= RECORD EXCERPTS =
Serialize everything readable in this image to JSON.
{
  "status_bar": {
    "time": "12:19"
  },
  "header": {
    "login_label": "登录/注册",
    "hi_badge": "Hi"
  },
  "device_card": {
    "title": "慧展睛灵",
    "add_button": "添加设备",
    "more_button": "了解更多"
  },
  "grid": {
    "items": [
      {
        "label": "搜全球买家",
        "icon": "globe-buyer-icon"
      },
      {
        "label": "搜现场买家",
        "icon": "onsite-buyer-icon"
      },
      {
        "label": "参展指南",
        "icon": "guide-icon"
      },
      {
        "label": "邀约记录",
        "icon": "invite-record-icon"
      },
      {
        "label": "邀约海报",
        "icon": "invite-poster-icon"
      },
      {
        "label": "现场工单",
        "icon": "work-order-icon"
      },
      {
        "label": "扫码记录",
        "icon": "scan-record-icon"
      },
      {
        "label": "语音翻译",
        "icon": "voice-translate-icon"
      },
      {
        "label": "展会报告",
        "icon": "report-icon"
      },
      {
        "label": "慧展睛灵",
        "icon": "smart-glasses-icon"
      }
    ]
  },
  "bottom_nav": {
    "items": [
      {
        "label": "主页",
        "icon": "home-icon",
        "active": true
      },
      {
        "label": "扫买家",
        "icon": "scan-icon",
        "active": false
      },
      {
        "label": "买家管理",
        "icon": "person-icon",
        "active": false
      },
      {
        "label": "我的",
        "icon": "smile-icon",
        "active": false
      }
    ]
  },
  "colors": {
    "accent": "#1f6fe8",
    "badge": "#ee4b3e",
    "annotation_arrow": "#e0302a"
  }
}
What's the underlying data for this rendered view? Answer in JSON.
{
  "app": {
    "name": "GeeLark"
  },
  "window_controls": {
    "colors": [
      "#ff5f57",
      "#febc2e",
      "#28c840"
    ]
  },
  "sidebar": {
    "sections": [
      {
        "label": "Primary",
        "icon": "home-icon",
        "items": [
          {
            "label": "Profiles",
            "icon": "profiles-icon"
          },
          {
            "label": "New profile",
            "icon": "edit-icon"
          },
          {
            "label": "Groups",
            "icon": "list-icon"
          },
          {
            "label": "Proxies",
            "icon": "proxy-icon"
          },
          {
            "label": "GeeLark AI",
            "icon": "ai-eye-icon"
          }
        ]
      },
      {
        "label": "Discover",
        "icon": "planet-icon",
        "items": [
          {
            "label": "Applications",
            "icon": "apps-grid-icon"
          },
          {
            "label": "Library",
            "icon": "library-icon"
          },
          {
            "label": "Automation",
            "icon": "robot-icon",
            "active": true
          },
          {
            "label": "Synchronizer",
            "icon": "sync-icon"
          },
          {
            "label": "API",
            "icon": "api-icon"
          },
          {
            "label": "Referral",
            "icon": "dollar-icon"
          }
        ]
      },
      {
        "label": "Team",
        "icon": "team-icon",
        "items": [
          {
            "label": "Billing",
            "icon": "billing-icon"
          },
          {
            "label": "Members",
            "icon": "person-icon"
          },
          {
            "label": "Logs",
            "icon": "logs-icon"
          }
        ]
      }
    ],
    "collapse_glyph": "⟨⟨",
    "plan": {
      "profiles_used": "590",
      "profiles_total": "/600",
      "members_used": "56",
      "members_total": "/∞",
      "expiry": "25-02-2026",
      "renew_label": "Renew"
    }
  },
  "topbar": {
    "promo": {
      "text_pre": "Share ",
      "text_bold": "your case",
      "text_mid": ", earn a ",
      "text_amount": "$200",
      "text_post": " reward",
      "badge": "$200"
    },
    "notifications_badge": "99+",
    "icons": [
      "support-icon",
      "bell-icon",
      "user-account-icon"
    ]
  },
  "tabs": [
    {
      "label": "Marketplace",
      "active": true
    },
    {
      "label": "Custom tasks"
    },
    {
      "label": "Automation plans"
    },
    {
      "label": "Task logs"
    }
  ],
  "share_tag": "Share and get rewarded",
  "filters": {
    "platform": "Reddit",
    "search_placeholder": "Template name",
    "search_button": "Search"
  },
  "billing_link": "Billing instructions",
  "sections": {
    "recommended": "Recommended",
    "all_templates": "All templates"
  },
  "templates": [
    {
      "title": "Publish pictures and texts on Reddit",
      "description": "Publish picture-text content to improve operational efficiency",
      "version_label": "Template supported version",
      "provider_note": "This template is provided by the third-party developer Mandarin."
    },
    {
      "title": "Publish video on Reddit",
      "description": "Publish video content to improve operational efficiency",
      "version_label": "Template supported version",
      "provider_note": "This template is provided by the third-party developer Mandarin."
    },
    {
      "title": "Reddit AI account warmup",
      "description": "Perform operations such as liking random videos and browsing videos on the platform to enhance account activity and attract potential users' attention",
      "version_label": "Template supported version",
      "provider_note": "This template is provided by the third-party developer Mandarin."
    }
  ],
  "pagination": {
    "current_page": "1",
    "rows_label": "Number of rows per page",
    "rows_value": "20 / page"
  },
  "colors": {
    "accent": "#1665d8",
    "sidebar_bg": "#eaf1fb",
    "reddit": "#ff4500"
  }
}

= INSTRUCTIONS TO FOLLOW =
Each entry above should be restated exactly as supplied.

= RESPONSE AREA =
Serialize everything readable in this image to JSON.
{
  "status_bar": {
    "time": "12:19"
  },
  "header": {
    "login_label": "登录/注册",
    "hi_badge": "Hi"
  },
  "device_card": {
    "title": "慧展睛灵",
    "add_button": "添加设备",
    "more_button": "了解更多"
  },
  "grid": {
    "items": [
      {
        "label": "搜全球买家",
        "icon": "globe-buyer-icon"
      },
      {
        "label": "搜现场买家",
        "icon": "onsite-buyer-icon"
      },
      {
        "label": "参展指南",
        "icon": "guide-icon"
      },
      {
        "label": "邀约记录",
        "icon": "invite-record-icon"
      },
      {
        "label": "邀约海报",
        "icon": "invite-poster-icon"
      },
      {
        "label": "现场工单",
        "icon": "work-order-icon"
      },
      {
        "label": "扫码记录",
        "icon": "scan-record-icon"
      },
      {
        "label": "语音翻译",
        "icon": "voice-translate-icon"
      },
      {
        "label": "展会报告",
        "icon": "report-icon"
      },
      {
        "label": "慧展睛灵",
        "icon": "smart-glasses-icon"
      }
    ]
  },
  "bottom_nav": {
    "items": [
      {
        "label": "主页",
        "icon": "home-icon",
        "active": true
      },
      {
        "label": "扫买家",
        "icon": "scan-icon",
        "active": false
      },
      {
        "label": "买家管理",
        "icon": "person-icon",
        "active": false
      },
      {
        "label": "我的",
        "icon": "smile-icon",
        "active": false
      }
    ]
  },
  "colors": {
    "accent": "#1f6fe8",
    "badge": "#ee4b3e",
    "annotation_arrow": "#e0302a"
  }
}
What's the underlying data for this rendered view? Answer in JSON.
{
  "app": {
    "name": "GeeLark"
  },
  "window_controls": {
    "colors": [
      "#ff5f57",
      "#febc2e",
      "#28c840"
    ]
  },
  "sidebar": {
    "sections": [
      {
        "label": "Primary",
        "icon": "home-icon",
        "items": [
          {
            "label": "Profiles",
            "icon": "profiles-icon"
          },
          {
            "label": "New profile",
            "icon": "edit-icon"
          },
          {
            "label": "Groups",
            "icon": "list-icon"
          },
          {
            "label": "Proxies",
            "icon": "proxy-icon"
          },
          {
            "label": "GeeLark AI",
            "icon": "ai-eye-icon"
          }
        ]
      },
      {
        "label": "Discover",
        "icon": "planet-icon",
        "items": [
          {
            "label": "Applications",
            "icon": "apps-grid-icon"
          },
          {
            "label": "Library",
            "icon": "library-icon"
          },
          {
            "label": "Automation",
            "icon": "robot-icon",
            "active": true
          },
          {
            "label": "Synchronizer",
            "icon": "sync-icon"
          },
          {
            "label": "API",
            "icon": "api-icon"
          },
          {
            "label": "Referral",
            "icon": "dollar-icon"
          }
        ]
      },
      {
        "label": "Team",
        "icon": "team-icon",
        "items": [
          {
            "label": "Billing",
            "icon": "billing-icon"
          },
          {
            "label": "Members",
            "icon": "person-icon"
          },
          {
            "label": "Logs",
            "icon": "logs-icon"
          }
        ]
      }
    ],
    "collapse_glyph": "⟨⟨",
    "plan": {
      "profiles_used": "590",
      "profiles_total": "/600",
      "members_used": "56",
      "members_total": "/∞",
      "expiry": "25-02-2026",
      "renew_label": "Renew"
    }
  },
  "topbar": {
    "promo": {
      "text_pre": "Share ",
      "text_bold": "your case",
      "text_mid": ", earn a ",
      "text_amount": "$200",
      "text_post": " reward",
      "badge": "$200"
    },
    "notifications_badge": "99+",
    "icons": [
      "support-icon",
      "bell-icon",
      "user-account-icon"
    ]
  },
  "tabs": [
    {
      "label": "Marketplace",
      "active": true
    },
    {
      "label": "Custom tasks"
    },
    {
      "label": "Automation plans"
    },
    {
      "label": "Task logs"
    }
  ],
  "share_tag": "Share and get rewarded",
  "filters": {
    "platform": "Reddit",
    "search_placeholder": "Template name",
    "search_button": "Search"
  },
  "billing_link": "Billing instructions",
  "sections": {
    "recommended": "Recommended",
    "all_templates": "All templates"
  },
  "templates": [
    {
      "title": "Publish pictures and texts on Reddit",
      "description": "Publish picture-text content to improve operational efficiency",
      "version_label": "Template supported version",
      "provider_note": "This template is provided by the third-party developer Mandarin."
    },
    {
      "title": "Publish video on Reddit",
      "description": "Publish video content to improve operational efficiency",
      "version_label": "Template supported version",
      "provider_note": "This template is provided by the third-party developer Mandarin."
    },
    {
      "title": "Reddit AI account warmup",
      "description": "Perform operations such as liking random videos and browsing videos on the platform to enhance account activity and attract potential users' attention",
      "version_label": "Template supported version",
      "provider_note": "This template is provided by the third-party developer Mandarin."
    }
  ],
  "pagination": {
    "current_page": "1",
    "rows_label": "Number of rows per page",
    "rows_value": "20 / page"
  },
  "colors": {
    "accent": "#1665d8",
    "sidebar_bg": "#eaf1fb",
    "reddit": "#ff4500"
  }
}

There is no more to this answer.